The UK is pleased to be supporting the processes by which Burma can apply to join the Extractive Industries Transparency Initiative (EITI) and the Open Government Partnership (OGP). We have also recently concluded a series of UK-funded workshops to help improve the capabilities of the Financial Intelligence Unit and relevant government bodies to tackle money-laundering. All of these activities are helping to fulfil; the UK’s 2013 G8 Presidency commitment to supporting responsible investment into Burma.
Daw Khine Khine Nwe, Joint Secretary General of the UMFCCI, said:
This is all about social responsibility. A giver [of bribes] does not need to give and a taker does not need to take. If we all stop giving the takers will cease to exist. If we all stand firm the space for those who behave unethically will shrink and disappear.
Gerard Forlin QC, quest speaker at the conference, said:
Companies should not feel that they can cut corners in less strongly regulated environments. Regulators are watching the global picture and the noose is tightening. The UK, with its strong legislation, is not saying ‘we are better than the others’. The UK just got there first and it is the direction that the world is moving in.
This initiative falls under the UK Government’s ‘Prosperity’ agenda, which seeks, in partnership with local institutions, to increase exports and investment, open markets, ensure access to resources and promote sustainable global growth.
The 18 March event was facilitated by the ASEAN CSR Network, with the support of the United Kingdom’s Foreign and Commonwealth Office, and in partnership with the United Nations Office on Drugs and Crime (UNODC) and the United National Global Compact (UNGC). It formed part of a year-long initiative that provided opportunities for networking, exchange, training and partnership-building at the ASEAN regional level.
The event was based on the Global Compact’s 10th Principle that “businesses should work against corruption in all its forms, including extortion bribery”.
The British Embassy is grateful for the support of the Union of Myanmar Federation of Chambers of Commerce and Industry, as well as the participation of Global Compact Myanmar, Myanmar Business Executives Association, and theMyanmar Centre for Responsible Business.
The UK is the founding donor and biggest contributor (£0.6 million) to the Myanmar Centre for Responsible Business, which is working with business, civil society and government to determine what responsible business means in practical terms in this country. It is affiliated with the UK-based Institute for Human Rights and Business.

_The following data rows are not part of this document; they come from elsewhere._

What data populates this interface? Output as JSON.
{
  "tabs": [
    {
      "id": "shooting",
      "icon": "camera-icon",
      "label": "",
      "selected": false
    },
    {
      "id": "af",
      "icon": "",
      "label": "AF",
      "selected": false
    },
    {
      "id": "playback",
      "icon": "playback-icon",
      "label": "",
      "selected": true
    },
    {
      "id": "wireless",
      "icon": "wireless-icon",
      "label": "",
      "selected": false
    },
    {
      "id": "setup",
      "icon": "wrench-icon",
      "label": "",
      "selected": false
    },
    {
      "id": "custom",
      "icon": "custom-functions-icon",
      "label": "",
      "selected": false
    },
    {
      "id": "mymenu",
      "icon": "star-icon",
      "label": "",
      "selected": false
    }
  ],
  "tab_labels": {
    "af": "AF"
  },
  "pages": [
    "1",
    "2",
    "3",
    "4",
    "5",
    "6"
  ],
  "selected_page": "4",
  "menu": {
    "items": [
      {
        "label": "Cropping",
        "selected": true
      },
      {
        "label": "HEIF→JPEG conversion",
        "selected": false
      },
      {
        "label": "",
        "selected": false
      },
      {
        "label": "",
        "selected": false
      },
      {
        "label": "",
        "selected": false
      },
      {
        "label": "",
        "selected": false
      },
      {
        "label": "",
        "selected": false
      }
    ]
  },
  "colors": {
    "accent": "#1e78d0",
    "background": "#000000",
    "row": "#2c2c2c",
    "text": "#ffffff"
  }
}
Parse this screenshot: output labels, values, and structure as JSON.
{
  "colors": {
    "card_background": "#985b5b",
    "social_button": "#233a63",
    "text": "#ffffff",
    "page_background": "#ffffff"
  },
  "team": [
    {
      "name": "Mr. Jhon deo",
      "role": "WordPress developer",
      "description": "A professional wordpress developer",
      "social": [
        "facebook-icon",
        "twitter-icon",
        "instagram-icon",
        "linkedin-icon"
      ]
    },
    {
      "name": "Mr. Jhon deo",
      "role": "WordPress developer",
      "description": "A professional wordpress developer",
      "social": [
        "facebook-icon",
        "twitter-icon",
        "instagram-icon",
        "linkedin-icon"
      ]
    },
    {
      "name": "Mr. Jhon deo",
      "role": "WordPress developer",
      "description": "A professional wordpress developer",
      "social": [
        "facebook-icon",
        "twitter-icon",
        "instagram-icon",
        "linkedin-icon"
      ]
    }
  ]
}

Speakers at the Forum Series include Mr. CHUA Cher Yak, former director of the Singapore Corrupt Practices Investigation Bureau, Mr. Gerard Forlin QC, a renowned lawyer and expert on the UK Bribery Act, Mr. Shervin Majlessi, Regional Adviser on Anti-Corruption of the UNODC, and Ms. Olajobi Makinwa Head of Transparency and Anti-Corruption Initiatives at the UN Global Compact.